Returning to basecamp the next day I found that there had been a terrible accident. A woman on our trip, guided by Fabrizio, was hit by a huge chunk of ice while descending from Camp 1. It hit her square in the chest, sending her tumbling down a fixed line to the next anchor and knocking her unconscious. When I got to basecamp she had been carried down 2000 feet of steep snow and scree and now laid in our big basecamp tent. While Fabrizio used our satellite phone to arrange a helicopter I went in and examined her. She was barely concious and very beat up. Most of her ribs were broken, her arm was badly hurt and most alarming was the large mass in her abdomen caused by internal bleeding. We have a pulse oximeter in our medical kit and using this we found her oxygen saturation to be below fifty percent. We had been alone at basecamp, but some sherpas were setting up tents nearby for another expedition. We were able to enlist their help, and their lightweight stretcher, to carry our patient accross the rubble that surrounds our camp and down to Gorak Shep, the last cluster of lodges before Pumori and Everest basecamps. There we were able to buy a bottle of oxygen and we found half a dozen doctors who began administering IV drugs. We stayed up all night monitoring her and in the morning a helicopter came. We'd hoped for a bigger one as I'd planned to accompany her to Kathmandu. Unfortunately, due to lack of fuel and the high altitude, the tiny helicopter that did arrive could only take her. We packaged her, crammed her in and hoped for the best. The helicopter struggled as it took off, obscured by a cloud of dust. For a moment we thought they wouldn't make it, but at last they banked, barely cleared the rooftops and took off over the Khumbu glacier. In Kathmandu the final diagnosis was a broken arm, severed motor nerves rendering it paralyzed, most of her ribs broken, a head injury, internal bleeding and a punctured, deflated lung. She's very lucky to be alive.
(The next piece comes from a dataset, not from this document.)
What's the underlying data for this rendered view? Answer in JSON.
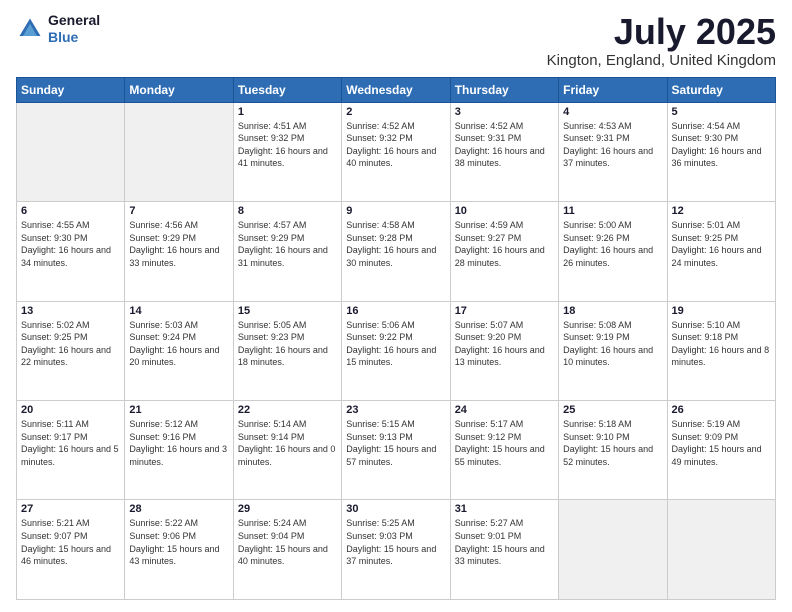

After this mess Fabrizio took off down the trail to head back to Kathmandu. Of the original seven in basecamp, only John and I remained. With terrible snow conditions we knew there was no hope of summiting. Our yaks would be coming soon anyways, so we climbed up, removed Camp 1 and carried down all the fixed rope we could. Looking accross the valley we could look into the cirque created by the Khumbu glacier as it falls down the Lhotse face and carves it's way down between Everest and Nuptse. How I would have enjoyed the rest of our climb! Alas, it waits until another year.


We spent the remainder of our time taking down the ropes and packing up our camp. The ten yaks came, were loaded up and we headed back down. On the ninth of November we learned the results of the American election. Our isolation was beginning to fade. By the 14th we were in Kathmandu, checking up on our injured team member and eating all the good food Kathmadu has to offer.


Failures notwithstanding, it was a good trip. It's always a pleasure to be in the high mountains. Most importantly, no one died, although it was touch and go for awhile.


Various websites have been reporting the accident. You can read an Agence France Presse article, as well as Fabrizio's thoughts and pictures on his blog :

The film tentatively titled, "Beyond Thought's Compass" has taken some unexpected turns. We are reviewing the footage shot this last year and are contemplating what to do next. This means either another trip to Nepal or just finishing with what we have now. We'll see.